§ **THE RECORDS**:
>>
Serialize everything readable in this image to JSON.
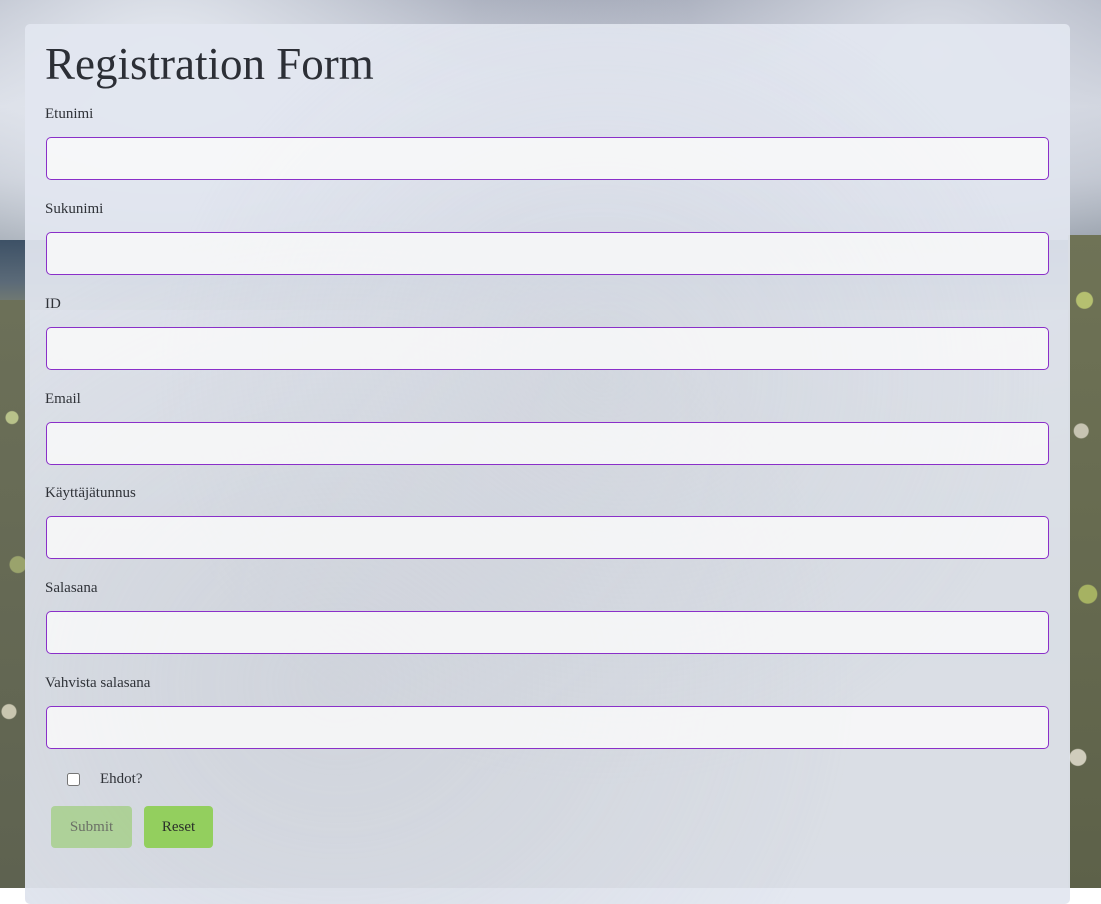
{
  "form": {
    "title": "Registration Form",
    "fields": [
      {
        "label": "Etunimi",
        "value": "",
        "placeholder": ""
      },
      {
        "label": "Sukunimi",
        "value": "",
        "placeholder": ""
      },
      {
        "label": "ID",
        "value": "",
        "placeholder": ""
      },
      {
        "label": "Email",
        "value": "",
        "placeholder": ""
      },
      {
        "label": "Käyttäjätunnus",
        "value": "",
        "placeholder": ""
      },
      {
        "label": "Salasana",
        "value": "",
        "placeholder": ""
      },
      {
        "label": "Vahvista salasana",
        "value": "",
        "placeholder": ""
      }
    ],
    "terms": {
      "label": "Ehdot?",
      "checked": false
    },
    "buttons": {
      "submit": "Submit",
      "reset": "Reset"
    }
  },
  "colors": {
    "input_border": "#8a2fc9",
    "submit_bg": "#a0ce80",
    "reset_bg": "#93cf5e",
    "panel_bg": "#e2e6f0"
  }
}
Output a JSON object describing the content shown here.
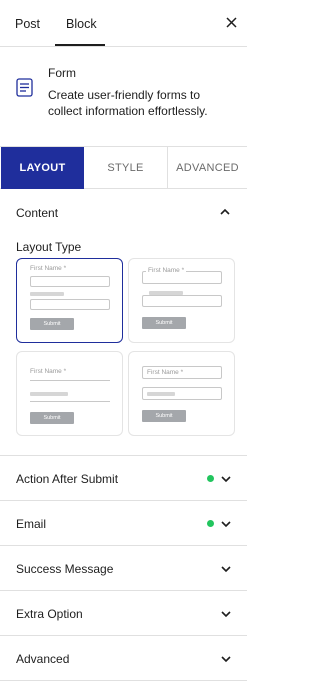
{
  "top_tabs": {
    "post": "Post",
    "block": "Block"
  },
  "block": {
    "icon": "form-icon",
    "title": "Form",
    "description": "Create user-friendly forms to collect information effortlessly."
  },
  "sub_tabs": {
    "layout": "LAYOUT",
    "style": "STYLE",
    "advanced": "ADVANCED"
  },
  "content": {
    "title": "Content",
    "layout_type_label": "Layout Type",
    "preview": {
      "field_label": "First Name *",
      "submit": "Submit"
    }
  },
  "accordion": [
    {
      "label": "Action After Submit",
      "status_dot": true
    },
    {
      "label": "Email",
      "status_dot": true
    },
    {
      "label": "Success Message",
      "status_dot": false
    },
    {
      "label": "Extra Option",
      "status_dot": false
    },
    {
      "label": "Advanced",
      "status_dot": false
    }
  ],
  "colors": {
    "accent": "#1f2e9c",
    "status_dot": "#22c55e"
  }
}
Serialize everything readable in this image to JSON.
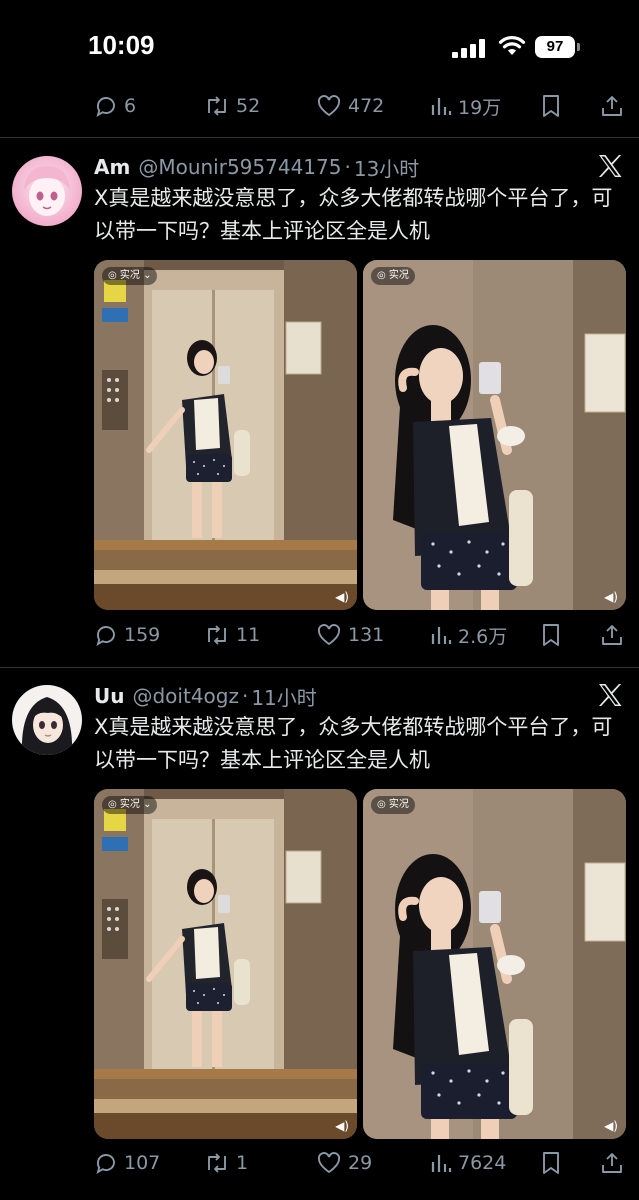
{
  "status_bar": {
    "time": "10:09",
    "battery": "97"
  },
  "prev_tweet_actions": {
    "replies": "6",
    "retweets": "52",
    "likes": "472",
    "views": "19万"
  },
  "tweets": [
    {
      "name": "Am",
      "handle": "@Mounir595744175",
      "separator": "·",
      "time_ago": "13小时",
      "text": "X真是越来越没意思了，众多大佬都转战哪个平台了，可以带一下吗？基本上评论区全是人机",
      "live_label": "实况",
      "actions": {
        "replies": "159",
        "retweets": "11",
        "likes": "131",
        "views": "2.6万"
      }
    },
    {
      "name": "Uu",
      "handle": "@doit4ogz",
      "separator": "·",
      "time_ago": "11小时",
      "text": "X真是越来越没意思了，众多大佬都转战哪个平台了，可以带一下吗？基本上评论区全是人机",
      "live_label": "实况",
      "actions": {
        "replies": "107",
        "retweets": "1",
        "likes": "29",
        "views": "7624"
      }
    }
  ],
  "colors": {
    "background": "#000000",
    "text": "#e7e9ea",
    "muted": "#8b98a5",
    "divider": "#2f3336"
  },
  "icons": [
    "reply-icon",
    "retweet-icon",
    "like-icon",
    "views-icon",
    "bookmark-icon",
    "share-icon",
    "x-logo-icon",
    "speaker-icon"
  ]
}
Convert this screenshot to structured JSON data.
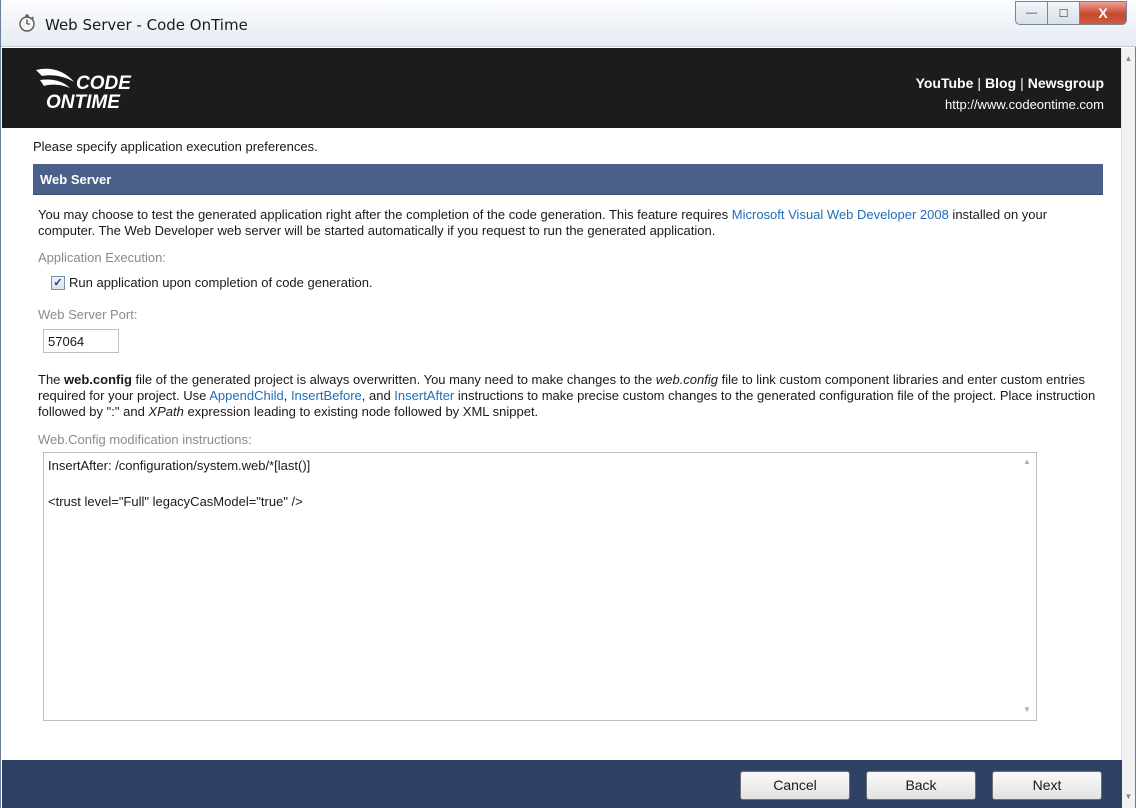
{
  "window": {
    "title": "Web Server - Code OnTime",
    "minimize_glyph": "—",
    "maximize_glyph": "☐",
    "close_glyph": "X"
  },
  "banner": {
    "logo_line1": "CODE",
    "logo_line2": "ONTIME",
    "links": [
      "YouTube",
      "Blog",
      "Newsgroup"
    ],
    "separator": "|",
    "url": "http://www.codeontime.com",
    "background": "#1c1c1c"
  },
  "intro_text": "Please specify application execution preferences.",
  "section": {
    "title": "Web Server",
    "background": "#4a6088"
  },
  "description": {
    "part1": "You may choose to test the generated application right after the completion of the code generation. This feature requires ",
    "link": "Microsoft Visual Web Developer 2008",
    "part2": " installed on your computer. The Web Developer web server will be started automatically if you request to run the generated application."
  },
  "application_execution": {
    "label": "Application Execution:",
    "checkbox_label": "Run application upon completion of code generation.",
    "checked": true
  },
  "port": {
    "label": "Web Server Port:",
    "value": "57064"
  },
  "webconfig": {
    "t1": "The ",
    "bold": "web.config",
    "t2": " file of the generated project is always overwritten. You many need to make changes to the ",
    "italic1": "web.config",
    "t3": " file to link custom component libraries and enter custom entries required for your project. Use ",
    "link1": "AppendChild",
    "t4": ", ",
    "link2": "InsertBefore",
    "t5": ", and ",
    "link3": "InsertAfter",
    "t6": " instructions to make precise custom changes to the generated configuration file of the project. Place instruction followed by \":\" and ",
    "italic2": "XPath",
    "t7": " expression leading to existing node followed by XML snippet.",
    "label": "Web.Config modification instructions:",
    "content": "InsertAfter: /configuration/system.web/*[last()]\n\n<trust level=\"Full\" legacyCasModel=\"true\" />"
  },
  "footer": {
    "cancel": "Cancel",
    "back": "Back",
    "next": "Next",
    "background": "#2f4266"
  }
}
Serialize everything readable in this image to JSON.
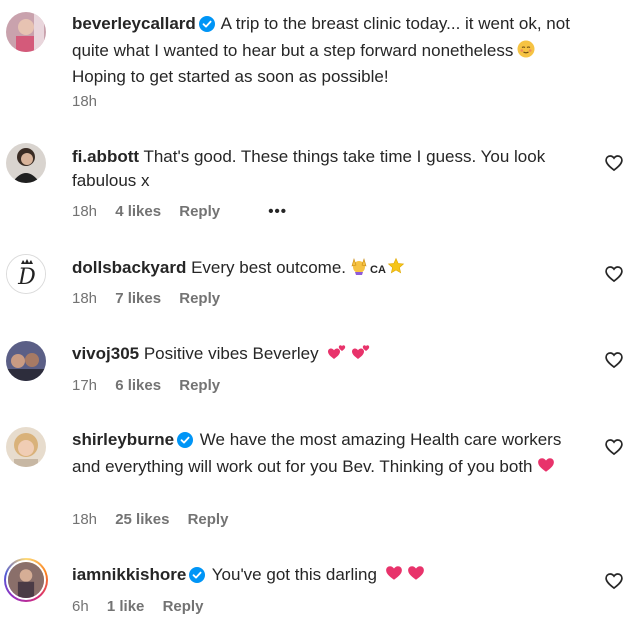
{
  "comments": [
    {
      "username": "beverleycallard",
      "verified": true,
      "text": "A trip to the breast clinic today... it went ok, not quite what I wanted to hear but a step forward nonetheless",
      "text_after": "Hoping to get started as soon as possible!",
      "emoji": "relieved-face-emoji",
      "time": "18h",
      "likes": "",
      "reply": ""
    },
    {
      "username": "fi.abbott",
      "verified": false,
      "text": "That's good. These things take time I guess. You look fabulous x",
      "time": "18h",
      "likes": "4 likes",
      "reply": "Reply",
      "more": "•••"
    },
    {
      "username": "dollsbackyard",
      "verified": false,
      "text": "Every best outcome.",
      "ca_label": "CA",
      "time": "18h",
      "likes": "7 likes",
      "reply": "Reply"
    },
    {
      "username": "vivoj305",
      "verified": false,
      "text": "Positive vibes Beverley",
      "time": "17h",
      "likes": "6 likes",
      "reply": "Reply"
    },
    {
      "username": "shirleyburne",
      "verified": true,
      "text": "We have the most amazing Health care workers and everything will work out for you Bev. Thinking of you both",
      "time": "18h",
      "likes": "25 likes",
      "reply": "Reply"
    },
    {
      "username": "iamnikkishore",
      "verified": true,
      "text": "You've got this darling",
      "time": "6h",
      "likes": "1 like",
      "reply": "Reply"
    }
  ],
  "colors": {
    "verified": "#0095f6",
    "meta": "#737373",
    "heart_emoji": "#e8336b",
    "text": "#262626"
  }
}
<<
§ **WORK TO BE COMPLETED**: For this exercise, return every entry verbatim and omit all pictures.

§ **SOLUTION TO THE PROBLEM**:
Serialize everything readable in this image to JSON.
{
  "form": {
    "title": "Registration Form",
    "fields": [
      {
        "label": "Etunimi",
        "value": "",
        "placeholder": ""
      },
      {
        "label": "Sukunimi",
        "value": "",
        "placeholder": ""
      },
      {
        "label": "ID",
        "value": "",
        "placeholder": ""
      },
      {
        "label": "Email",
        "value": "",
        "placeholder": ""
      },
      {
        "label": "Käyttäjätunnus",
        "value": "",
        "placeholder": ""
      },
      {
        "label": "Salasana",
        "value": "",
        "placeholder": ""
      },
      {
        "label": "Vahvista salasana",
        "value": "",
        "placeholder": ""
      }
    ],
    "terms": {
      "label": "Ehdot?",
      "checked": false
    },
    "buttons": {
      "submit": "Submit",
      "reset": "Reset"
    }
  },
  "colors": {
    "input_border": "#8a2fc9",
    "submit_bg": "#a0ce80",
    "reset_bg": "#93cf5e",
    "panel_bg": "#e2e6f0"
  }
}
Output a JSON object describing the content shown here.
{
  "top_tabs": {
    "post": "Post",
    "block": "Block"
  },
  "block": {
    "icon": "form-icon",
    "title": "Form",
    "description": "Create user-friendly forms to collect information effortlessly."
  },
  "sub_tabs": {
    "layout": "LAYOUT",
    "style": "STYLE",
    "advanced": "ADVANCED"
  },
  "content": {
    "title": "Content",
    "layout_type_label": "Layout Type",
    "preview": {
      "field_label": "First Name *",
      "submit": "Submit"
    }
  },
  "accordion": [
    {
      "label": "Action After Submit",
      "status_dot": true
    },
    {
      "label": "Email",
      "status_dot": true
    },
    {
      "label": "Success Message",
      "status_dot": false
    },
    {
      "label": "Extra Option",
      "status_dot": false
    },
    {
      "label": "Advanced",
      "status_dot": false
    }
  ],
  "colors": {
    "accent": "#1f2e9c",
    "status_dot": "#22c55e"
  }
}
Serialize everything readable in this image to JSON.
{
  "status_bar": {
    "time": "10:09",
    "battery": "97"
  },
  "prev_tweet_actions": {
    "replies": "6",
    "retweets": "52",
    "likes": "472",
    "views": "19万"
  },
  "tweets": [
    {
      "name": "Am",
      "handle": "@Mounir595744175",
      "separator": "·",
      "time_ago": "13小时",
      "text": "X真是越来越没意思了，众多大佬都转战哪个平台了，可以带一下吗？基本上评论区全是人机",
      "live_label": "实况",
      "actions": {
        "replies": "159",
        "retweets": "11",
        "likes": "131",
        "views": "2.6万"
      }
    },
    {
      "name": "Uu",
      "handle": "@doit4ogz",
      "separator": "·",
      "time_ago": "11小时",
      "text": "X真是越来越没意思了，众多大佬都转战哪个平台了，可以带一下吗？基本上评论区全是人机",
      "live_label": "实况",
      "actions": {
        "replies": "107",
        "retweets": "1",
        "likes": "29",
        "views": "7624"
      }
    }
  ],
  "colors": {
    "background": "#000000",
    "text": "#e7e9ea",
    "muted": "#8b98a5",
    "divider": "#2f3336"
  },
  "icons": [
    "reply-icon",
    "retweet-icon",
    "like-icon",
    "views-icon",
    "bookmark-icon",
    "share-icon",
    "x-logo-icon",
    "speaker-icon"
  ]
}
Convert this screenshot to structured JSON data.
{
  "window": {
    "title": "Web Server - Code OnTime",
    "minimize_glyph": "—",
    "maximize_glyph": "☐",
    "close_glyph": "X"
  },
  "banner": {
    "logo_line1": "CODE",
    "logo_line2": "ONTIME",
    "links": [
      "YouTube",
      "Blog",
      "Newsgroup"
    ],
    "separator": "|",
    "url": "http://www.codeontime.com",
    "background": "#1c1c1c"
  },
  "intro_text": "Please specify application execution preferences.",
  "section": {
    "title": "Web Server",
    "background": "#4a6088"
  },
  "description": {
    "part1": "You may choose to test the generated application right after the completion of the code generation. This feature requires ",
    "link": "Microsoft Visual Web Developer 2008",
    "part2": " installed on your computer. The Web Developer web server will be started automatically if you request to run the generated application."
  },
  "application_execution": {
    "label": "Application Execution:",
    "checkbox_label": "Run application upon completion of code generation.",
    "checked": true
  },
  "port": {
    "label": "Web Server Port:",
    "value": "57064"
  },
  "webconfig": {
    "t1": "The ",
    "bold": "web.config",
    "t2": " file of the generated project is always overwritten. You many need to make changes to the ",
    "italic1": "web.config",
    "t3": " file to link custom component libraries and enter custom entries required for your project. Use ",
    "link1": "AppendChild",
    "t4": ", ",
    "link2": "InsertBefore",
    "t5": ", and ",
    "link3": "InsertAfter",
    "t6": " instructions to make precise custom changes to the generated configuration file of the project. Place instruction followed by \":\" and ",
    "italic2": "XPath",
    "t7": " expression leading to existing node followed by XML snippet.",
    "label": "Web.Config modification instructions:",
    "content": "InsertAfter: /configuration/system.web/*[last()]\n\n<trust level=\"Full\" legacyCasModel=\"true\" />"
  },
  "footer": {
    "cancel": "Cancel",
    "back": "Back",
    "next": "Next",
    "background": "#2f4266"
  }
}
Serialize everything readable in this image to JSON.
{
  "comments": [
    {
      "username": "beverleycallard",
      "verified": true,
      "text": "A trip to the breast clinic today... it went ok, not quite what I wanted to hear but a step forward nonetheless",
      "text_after": "Hoping to get started as soon as possible!",
      "emoji": "relieved-face-emoji",
      "time": "18h",
      "likes": "",
      "reply": ""
    },
    {
      "username": "fi.abbott",
      "verified": false,
      "text": "That's good. These things take time I guess. You look fabulous x",
      "time": "18h",
      "likes": "4 likes",
      "reply": "Reply",
      "more": "•••"
    },
    {
      "username": "dollsbackyard",
      "verified": false,
      "text": "Every best outcome.",
      "ca_label": "CA",
      "time": "18h",
      "likes": "7 likes",
      "reply": "Reply"
    },
    {
      "username": "vivoj305",
      "verified": false,
      "text": "Positive vibes Beverley",
      "time": "17h",
      "likes": "6 likes",
      "reply": "Reply"
    },
    {
      "username": "shirleyburne",
      "verified": true,
      "text": "We have the most amazing Health care workers and everything will work out for you Bev. Thinking of you both",
      "time": "18h",
      "likes": "25 likes",
      "reply": "Reply"
    },
    {
      "username": "iamnikkishore",
      "verified": true,
      "text": "You've got this darling",
      "time": "6h",
      "likes": "1 like",
      "reply": "Reply"
    }
  ],
  "colors": {
    "verified": "#0095f6",
    "meta": "#737373",
    "heart_emoji": "#e8336b",
    "text": "#262626"
  }
}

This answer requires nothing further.